In the data below, find every line with the word "label" and copy it out.

■ Data in this exercise
▼

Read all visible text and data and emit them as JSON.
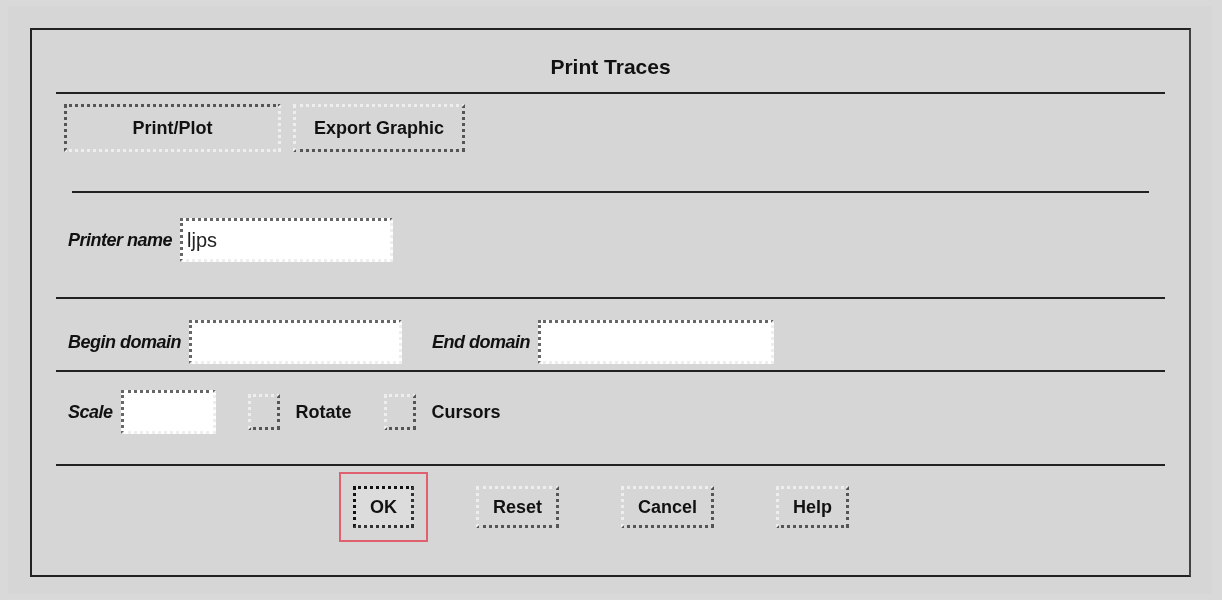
{
  "dialog": {
    "title": "Print Traces"
  },
  "tabs": [
    {
      "label": "Print/Plot",
      "selected": true
    },
    {
      "label": "Export Graphic",
      "selected": false
    }
  ],
  "printer_name": {
    "label": "Printer name",
    "value": "ljps"
  },
  "begin_domain": {
    "label": "Begin domain"
  },
  "end_domain": {
    "label": "End domain"
  },
  "scale": {
    "label": "Scale"
  },
  "options": [
    {
      "label": "Rotate",
      "checked": false
    },
    {
      "label": "Cursors",
      "checked": false
    }
  ],
  "buttons": [
    {
      "label": "OK",
      "focused": true
    },
    {
      "label": "Reset",
      "focused": false
    },
    {
      "label": "Cancel",
      "focused": false
    },
    {
      "label": "Help",
      "focused": false
    }
  ]
}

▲

■ Final answer
      "label": "Print/Plot",
      "label": "Export Graphic",
    "label": "Printer name",
    "label": "Begin domain"
    "label": "End domain"
    "label": "Scale"
      "label": "Rotate",
      "label": "Cursors",
      "label": "OK",
      "label": "Reset",
      "label": "Cancel",
      "label": "Help",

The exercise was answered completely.